- [Problem statement] Here are some records. Print all of them exactly.

[Data for the task Boundary: Start]

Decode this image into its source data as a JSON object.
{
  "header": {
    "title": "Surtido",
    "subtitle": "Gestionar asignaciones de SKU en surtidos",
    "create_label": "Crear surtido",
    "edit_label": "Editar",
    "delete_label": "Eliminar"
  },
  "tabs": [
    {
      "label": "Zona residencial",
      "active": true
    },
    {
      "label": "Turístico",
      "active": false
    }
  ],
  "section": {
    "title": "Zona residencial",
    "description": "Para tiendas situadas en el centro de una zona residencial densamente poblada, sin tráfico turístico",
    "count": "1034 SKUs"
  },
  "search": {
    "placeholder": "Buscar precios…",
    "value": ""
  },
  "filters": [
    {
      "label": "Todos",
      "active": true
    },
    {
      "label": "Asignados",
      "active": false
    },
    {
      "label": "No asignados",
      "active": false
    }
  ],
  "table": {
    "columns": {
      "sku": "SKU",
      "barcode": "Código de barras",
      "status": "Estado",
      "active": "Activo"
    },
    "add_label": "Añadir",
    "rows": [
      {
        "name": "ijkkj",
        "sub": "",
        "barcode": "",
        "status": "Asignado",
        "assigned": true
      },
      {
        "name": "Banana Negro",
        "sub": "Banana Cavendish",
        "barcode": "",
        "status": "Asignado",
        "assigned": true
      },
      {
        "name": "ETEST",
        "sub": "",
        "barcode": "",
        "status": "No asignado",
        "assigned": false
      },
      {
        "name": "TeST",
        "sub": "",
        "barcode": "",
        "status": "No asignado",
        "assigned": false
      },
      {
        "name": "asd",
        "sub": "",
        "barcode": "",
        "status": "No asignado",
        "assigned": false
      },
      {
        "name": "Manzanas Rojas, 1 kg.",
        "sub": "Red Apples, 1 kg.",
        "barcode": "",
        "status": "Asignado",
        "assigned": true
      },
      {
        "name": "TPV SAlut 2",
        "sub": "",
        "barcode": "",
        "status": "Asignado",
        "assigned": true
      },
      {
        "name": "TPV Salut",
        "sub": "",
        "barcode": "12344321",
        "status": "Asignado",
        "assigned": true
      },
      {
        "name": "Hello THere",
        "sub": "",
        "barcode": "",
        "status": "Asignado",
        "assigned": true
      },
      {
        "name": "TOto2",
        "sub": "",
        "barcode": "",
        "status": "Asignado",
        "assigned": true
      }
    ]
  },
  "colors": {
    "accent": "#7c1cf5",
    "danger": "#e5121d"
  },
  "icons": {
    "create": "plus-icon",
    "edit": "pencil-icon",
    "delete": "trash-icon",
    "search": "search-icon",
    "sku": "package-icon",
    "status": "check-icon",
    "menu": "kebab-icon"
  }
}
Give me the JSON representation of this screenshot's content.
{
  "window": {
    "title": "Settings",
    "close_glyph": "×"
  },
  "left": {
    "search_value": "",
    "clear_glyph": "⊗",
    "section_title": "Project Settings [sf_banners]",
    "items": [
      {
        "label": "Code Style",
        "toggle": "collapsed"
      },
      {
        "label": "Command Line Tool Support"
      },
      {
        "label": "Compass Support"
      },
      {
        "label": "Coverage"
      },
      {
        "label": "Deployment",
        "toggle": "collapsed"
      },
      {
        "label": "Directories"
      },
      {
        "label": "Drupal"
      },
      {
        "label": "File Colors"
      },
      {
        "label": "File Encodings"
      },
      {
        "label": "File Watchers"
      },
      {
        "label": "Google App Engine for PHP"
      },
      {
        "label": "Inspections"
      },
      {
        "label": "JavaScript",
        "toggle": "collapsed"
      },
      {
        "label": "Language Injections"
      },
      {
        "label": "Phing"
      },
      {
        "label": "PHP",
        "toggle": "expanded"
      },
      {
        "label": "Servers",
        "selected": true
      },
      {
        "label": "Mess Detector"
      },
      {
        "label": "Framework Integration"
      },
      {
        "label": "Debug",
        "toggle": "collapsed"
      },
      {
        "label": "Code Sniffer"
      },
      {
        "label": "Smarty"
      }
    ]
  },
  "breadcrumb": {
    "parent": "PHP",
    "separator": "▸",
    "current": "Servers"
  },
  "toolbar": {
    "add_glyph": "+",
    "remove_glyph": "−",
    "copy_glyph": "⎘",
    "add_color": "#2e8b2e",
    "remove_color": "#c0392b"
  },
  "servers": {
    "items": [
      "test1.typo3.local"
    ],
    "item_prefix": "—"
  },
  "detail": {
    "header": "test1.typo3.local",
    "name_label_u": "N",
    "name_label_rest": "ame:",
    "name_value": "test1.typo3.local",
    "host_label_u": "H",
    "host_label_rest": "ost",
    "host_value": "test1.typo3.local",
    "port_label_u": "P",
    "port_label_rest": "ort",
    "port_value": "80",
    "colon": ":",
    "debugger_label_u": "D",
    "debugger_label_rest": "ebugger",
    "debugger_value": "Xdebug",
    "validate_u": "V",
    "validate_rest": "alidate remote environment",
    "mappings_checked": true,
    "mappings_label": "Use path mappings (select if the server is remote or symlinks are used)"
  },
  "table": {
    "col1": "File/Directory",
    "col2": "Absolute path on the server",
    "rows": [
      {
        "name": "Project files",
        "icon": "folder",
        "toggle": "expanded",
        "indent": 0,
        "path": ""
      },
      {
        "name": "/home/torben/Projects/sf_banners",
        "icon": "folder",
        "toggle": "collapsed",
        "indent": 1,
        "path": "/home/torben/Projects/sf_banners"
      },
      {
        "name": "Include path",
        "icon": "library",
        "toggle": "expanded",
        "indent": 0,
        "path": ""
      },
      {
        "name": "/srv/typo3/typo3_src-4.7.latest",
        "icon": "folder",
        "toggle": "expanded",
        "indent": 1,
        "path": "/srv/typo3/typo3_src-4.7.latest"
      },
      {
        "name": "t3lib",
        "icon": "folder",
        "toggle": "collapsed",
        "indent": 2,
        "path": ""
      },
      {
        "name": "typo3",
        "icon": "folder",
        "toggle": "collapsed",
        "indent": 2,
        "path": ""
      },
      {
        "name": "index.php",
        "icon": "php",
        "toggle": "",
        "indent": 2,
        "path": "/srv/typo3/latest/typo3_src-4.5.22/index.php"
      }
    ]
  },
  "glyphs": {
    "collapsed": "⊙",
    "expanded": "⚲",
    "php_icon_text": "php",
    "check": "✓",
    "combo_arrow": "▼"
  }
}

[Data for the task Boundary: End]

- [Output for this task]
Decode this image into its source data as a JSON object.
{
  "header": {
    "title": "Surtido",
    "subtitle": "Gestionar asignaciones de SKU en surtidos",
    "create_label": "Crear surtido",
    "edit_label": "Editar",
    "delete_label": "Eliminar"
  },
  "tabs": [
    {
      "label": "Zona residencial",
      "active": true
    },
    {
      "label": "Turístico",
      "active": false
    }
  ],
  "section": {
    "title": "Zona residencial",
    "description": "Para tiendas situadas en el centro de una zona residencial densamente poblada, sin tráfico turístico",
    "count": "1034 SKUs"
  },
  "search": {
    "placeholder": "Buscar precios…",
    "value": ""
  },
  "filters": [
    {
      "label": "Todos",
      "active": true
    },
    {
      "label": "Asignados",
      "active": false
    },
    {
      "label": "No asignados",
      "active": false
    }
  ],
  "table": {
    "columns": {
      "sku": "SKU",
      "barcode": "Código de barras",
      "status": "Estado",
      "active": "Activo"
    },
    "add_label": "Añadir",
    "rows": [
      {
        "name": "ijkkj",
        "sub": "",
        "barcode": "",
        "status": "Asignado",
        "assigned": true
      },
      {
        "name": "Banana Negro",
        "sub": "Banana Cavendish",
        "barcode": "",
        "status": "Asignado",
        "assigned": true
      },
      {
        "name": "ETEST",
        "sub": "",
        "barcode": "",
        "status": "No asignado",
        "assigned": false
      },
      {
        "name": "TeST",
        "sub": "",
        "barcode": "",
        "status": "No asignado",
        "assigned": false
      },
      {
        "name": "asd",
        "sub": "",
        "barcode": "",
        "status": "No asignado",
        "assigned": false
      },
      {
        "name": "Manzanas Rojas, 1 kg.",
        "sub": "Red Apples, 1 kg.",
        "barcode": "",
        "status": "Asignado",
        "assigned": true
      },
      {
        "name": "TPV SAlut 2",
        "sub": "",
        "barcode": "",
        "status": "Asignado",
        "assigned": true
      },
      {
        "name": "TPV Salut",
        "sub": "",
        "barcode": "12344321",
        "status": "Asignado",
        "assigned": true
      },
      {
        "name": "Hello THere",
        "sub": "",
        "barcode": "",
        "status": "Asignado",
        "assigned": true
      },
      {
        "name": "TOto2",
        "sub": "",
        "barcode": "",
        "status": "Asignado",
        "assigned": true
      }
    ]
  },
  "colors": {
    "accent": "#7c1cf5",
    "danger": "#e5121d"
  },
  "icons": {
    "create": "plus-icon",
    "edit": "pencil-icon",
    "delete": "trash-icon",
    "search": "search-icon",
    "sku": "package-icon",
    "status": "check-icon",
    "menu": "kebab-icon"
  }
}
Give me the JSON representation of this screenshot's content.
{
  "window": {
    "title": "Settings",
    "close_glyph": "×"
  },
  "left": {
    "search_value": "",
    "clear_glyph": "⊗",
    "section_title": "Project Settings [sf_banners]",
    "items": [
      {
        "label": "Code Style",
        "toggle": "collapsed"
      },
      {
        "label": "Command Line Tool Support"
      },
      {
        "label": "Compass Support"
      },
      {
        "label": "Coverage"
      },
      {
        "label": "Deployment",
        "toggle": "collapsed"
      },
      {
        "label": "Directories"
      },
      {
        "label": "Drupal"
      },
      {
        "label": "File Colors"
      },
      {
        "label": "File Encodings"
      },
      {
        "label": "File Watchers"
      },
      {
        "label": "Google App Engine for PHP"
      },
      {
        "label": "Inspections"
      },
      {
        "label": "JavaScript",
        "toggle": "collapsed"
      },
      {
        "label": "Language Injections"
      },
      {
        "label": "Phing"
      },
      {
        "label": "PHP",
        "toggle": "expanded"
      },
      {
        "label": "Servers",
        "selected": true
      },
      {
        "label": "Mess Detector"
      },
      {
        "label": "Framework Integration"
      },
      {
        "label": "Debug",
        "toggle": "collapsed"
      },
      {
        "label": "Code Sniffer"
      },
      {
        "label": "Smarty"
      }
    ]
  },
  "breadcrumb": {
    "parent": "PHP",
    "separator": "▸",
    "current": "Servers"
  },
  "toolbar": {
    "add_glyph": "+",
    "remove_glyph": "−",
    "copy_glyph": "⎘",
    "add_color": "#2e8b2e",
    "remove_color": "#c0392b"
  },
  "servers": {
    "items": [
      "test1.typo3.local"
    ],
    "item_prefix": "—"
  },
  "detail": {
    "header": "test1.typo3.local",
    "name_label_u": "N",
    "name_label_rest": "ame:",
    "name_value": "test1.typo3.local",
    "host_label_u": "H",
    "host_label_rest": "ost",
    "host_value": "test1.typo3.local",
    "port_label_u": "P",
    "port_label_rest": "ort",
    "port_value": "80",
    "colon": ":",
    "debugger_label_u": "D",
    "debugger_label_rest": "ebugger",
    "debugger_value": "Xdebug",
    "validate_u": "V",
    "validate_rest": "alidate remote environment",
    "mappings_checked": true,
    "mappings_label": "Use path mappings (select if the server is remote or symlinks are used)"
  },
  "table": {
    "col1": "File/Directory",
    "col2": "Absolute path on the server",
    "rows": [
      {
        "name": "Project files",
        "icon": "folder",
        "toggle": "expanded",
        "indent": 0,
        "path": ""
      },
      {
        "name": "/home/torben/Projects/sf_banners",
        "icon": "folder",
        "toggle": "collapsed",
        "indent": 1,
        "path": "/home/torben/Projects/sf_banners"
      },
      {
        "name": "Include path",
        "icon": "library",
        "toggle": "expanded",
        "indent": 0,
        "path": ""
      },
      {
        "name": "/srv/typo3/typo3_src-4.7.latest",
        "icon": "folder",
        "toggle": "expanded",
        "indent": 1,
        "path": "/srv/typo3/typo3_src-4.7.latest"
      },
      {
        "name": "t3lib",
        "icon": "folder",
        "toggle": "collapsed",
        "indent": 2,
        "path": ""
      },
      {
        "name": "typo3",
        "icon": "folder",
        "toggle": "collapsed",
        "indent": 2,
        "path": ""
      },
      {
        "name": "index.php",
        "icon": "php",
        "toggle": "",
        "indent": 2,
        "path": "/srv/typo3/latest/typo3_src-4.5.22/index.php"
      }
    ]
  },
  "glyphs": {
    "collapsed": "⊙",
    "expanded": "⚲",
    "php_icon_text": "php",
    "check": "✓",
    "combo_arrow": "▼"
  }
}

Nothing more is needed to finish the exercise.